By the end of day one, several projects including Jersey City Budget Scraper, New York Economic Development Commission (NYCEDC) Prose Scraper and NYC Economic Unemployment were already looking promising. On day two, two of the projects won and judges Mike Tigas and Jeremy Merrill announced Anna Lukasiak (from the Jersey City Budget project), and Michael Sanderson and Keisha Manning (of the New York Economic Development Commission Newsletter project) as the first and second winners respectively. Pediacities — (a platform that curates, organizes and links data about cities), shared their thoughts about the NY hack and are following up with with Anna, Michael and Keisha’s projects.
Keeping the momentum after the meeting
Hackathons, unlike traditional events (which come with an agenda and an end note) are often places where ideas are hatched. With these ideas comes the question of sustainability, evaluation and lessons learned.
On sustainability, the organizers of NY PDF Liberation hackathon are already making efforts to work with the winners. For instance, NYCpedia is now working with Anna, to sync budget and crime data as well as working with Michael and Keisha on hosting with their data. The group also presented these collaborations on civic technology at the inaugural Manhattan Borough Board meeting earlier this week. Additionally, NYCpedia is working with NYCEDC to help further engage the community on the newly liberated data from their economic report.

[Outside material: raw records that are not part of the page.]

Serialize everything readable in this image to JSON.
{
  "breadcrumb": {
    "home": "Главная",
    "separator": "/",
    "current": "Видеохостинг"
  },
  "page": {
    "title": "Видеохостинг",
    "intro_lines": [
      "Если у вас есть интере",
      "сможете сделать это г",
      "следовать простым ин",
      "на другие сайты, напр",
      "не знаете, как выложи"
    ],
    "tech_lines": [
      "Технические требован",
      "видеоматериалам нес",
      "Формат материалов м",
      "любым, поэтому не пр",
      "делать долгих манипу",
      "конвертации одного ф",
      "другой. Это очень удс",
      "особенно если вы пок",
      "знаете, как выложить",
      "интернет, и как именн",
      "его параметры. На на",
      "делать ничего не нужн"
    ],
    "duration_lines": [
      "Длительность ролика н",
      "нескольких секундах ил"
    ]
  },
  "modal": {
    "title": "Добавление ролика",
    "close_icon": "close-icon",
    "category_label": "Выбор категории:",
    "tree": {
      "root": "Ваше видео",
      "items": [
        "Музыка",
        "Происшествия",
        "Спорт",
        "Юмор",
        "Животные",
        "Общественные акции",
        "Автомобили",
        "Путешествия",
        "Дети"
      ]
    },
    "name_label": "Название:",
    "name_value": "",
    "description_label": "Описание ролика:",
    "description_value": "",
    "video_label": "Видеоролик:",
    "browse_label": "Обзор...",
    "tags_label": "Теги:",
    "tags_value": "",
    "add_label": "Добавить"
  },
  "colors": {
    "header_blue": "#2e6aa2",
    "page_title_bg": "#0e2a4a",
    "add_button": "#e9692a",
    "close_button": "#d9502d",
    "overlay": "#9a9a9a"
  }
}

Another way to ensure sustainability from hackathons is to make sure projects continue long after the end of the hack. For one, it is important for hackers to connect with software providers and possible sponsors who may be interested in funding their projects to completion. The NY hack helped address this issue by putting the hackathon winners in touch with firms such as Ontodia and Quandl and advocacy organizations such as Amnesty International and Center for Responsive Politics.
Some lessons learned: The New York organizers will be the first to tell you not to plan an event around unfavorable weather conditions because that will affect turnout. In their case, they were glad they ended up with quality over quantity. Also, bear in mind that at hackathons, some hackers may be more familiar with some data aggregation platforms than others. For instance a .NET hacker at the NY event was puzzled by the GitHub platform which delayed his entry submission.
A future issue to explore is the usefulness (or otherwise) of hackathons. Some argue, in the style of NYCBigApps, that having a kick-off event, then some intervening time period (several weeks/months) with perhaps some intervening meetups then an awards ceremony at the end may result in more sustainable projects. Also, be mindful that there may not be enough time to start and finish a project from scratch at hackathons. But it’s a great first step towards bringing together relevant people — from policy advocates to technologists to work across the aisle and brainstorm ways in which they can make their governments better.
And that is a win in itself.